London, Apr 19: Travellers at New York and Los Angeles airports will soon have no place to hide - for a new scanner, which can see through clothes, is going to be installed at two of the country's busiest and highest-profile airports.
The millimetre wave imaging technology, which begins trials this week, creates a picture of the body, which according to critics, amounts to a 'virtual strip search'. But, security officials say it can show contours of the body and can pick up hidden items, such as guns or knives, which may be more effective than a physical 'pat-down' in detecting contraband. After the normal airport routine of walking through metal detectors, some travellers will be selected at random to go through the scanning devices, which each cost 75,000 pounds.
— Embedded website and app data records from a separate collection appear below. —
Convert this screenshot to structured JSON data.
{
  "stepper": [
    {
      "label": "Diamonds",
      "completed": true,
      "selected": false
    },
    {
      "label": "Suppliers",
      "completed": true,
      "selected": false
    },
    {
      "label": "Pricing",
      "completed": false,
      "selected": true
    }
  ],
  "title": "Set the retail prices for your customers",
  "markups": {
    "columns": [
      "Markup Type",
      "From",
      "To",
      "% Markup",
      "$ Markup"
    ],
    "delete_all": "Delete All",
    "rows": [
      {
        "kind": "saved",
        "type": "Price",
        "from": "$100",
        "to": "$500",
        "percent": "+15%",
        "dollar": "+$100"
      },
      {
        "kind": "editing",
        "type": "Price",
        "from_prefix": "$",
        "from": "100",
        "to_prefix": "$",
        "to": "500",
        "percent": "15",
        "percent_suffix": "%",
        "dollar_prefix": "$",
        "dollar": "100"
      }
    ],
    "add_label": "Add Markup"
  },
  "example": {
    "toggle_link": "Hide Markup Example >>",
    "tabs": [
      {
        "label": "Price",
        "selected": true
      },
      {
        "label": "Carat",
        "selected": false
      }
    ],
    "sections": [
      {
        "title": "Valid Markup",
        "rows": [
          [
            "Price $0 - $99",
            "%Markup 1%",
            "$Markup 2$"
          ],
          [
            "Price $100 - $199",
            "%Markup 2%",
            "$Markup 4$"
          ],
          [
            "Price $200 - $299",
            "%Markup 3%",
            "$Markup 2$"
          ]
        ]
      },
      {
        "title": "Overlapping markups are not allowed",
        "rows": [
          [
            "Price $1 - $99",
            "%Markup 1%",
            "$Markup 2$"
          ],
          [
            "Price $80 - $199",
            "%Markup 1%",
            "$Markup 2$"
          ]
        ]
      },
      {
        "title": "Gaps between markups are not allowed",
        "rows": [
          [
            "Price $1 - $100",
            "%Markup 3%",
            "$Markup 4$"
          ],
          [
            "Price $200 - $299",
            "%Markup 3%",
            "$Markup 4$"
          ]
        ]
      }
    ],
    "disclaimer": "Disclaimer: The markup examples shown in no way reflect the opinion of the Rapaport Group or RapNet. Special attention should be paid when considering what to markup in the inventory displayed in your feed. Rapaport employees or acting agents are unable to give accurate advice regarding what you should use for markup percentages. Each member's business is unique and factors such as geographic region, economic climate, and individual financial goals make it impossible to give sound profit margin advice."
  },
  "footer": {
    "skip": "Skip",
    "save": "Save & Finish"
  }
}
Passengers will walk into a large booth and the machine will beam electromagnetic waves on to the body, creating a three-dimensional image from reflected energy.
Security staff in a separate room will examine the image, which will later be erased from the system.
Officials say that this distance protects a person's privacy because, apart from the image, they are unable to see the people being examined. The passenger's face is blurred and the images are not stored.
Passengers may choose not to go through the scanner, but will then be subject to other screening, including pat-down searches.
The US Transportation Security Administration plans to buy at least 30 of the devices, but the first machines are being used in Los Angeles and John F. Kennedy in New York.
"This will allow us to enhance our security at LAX (Los Angeles airport)," the Telegraph quoted Nico Melendez, a TSA spokesman, as saying.
"Imaging devices are not a brand new security tool, but they are a brand new security tool for airports," Melendez added.
But Peter Bibring, from the American Civil Liberties Union said that safeguards were needed if the technology was not going to be abused.
"I don't think people are really aware of just how accurate and detailed the images are of their naked body," he said.
"We need to make sure there are good safeguards. The temptation is great not to follow procedures when a celebrity or someone well known is involved," he added.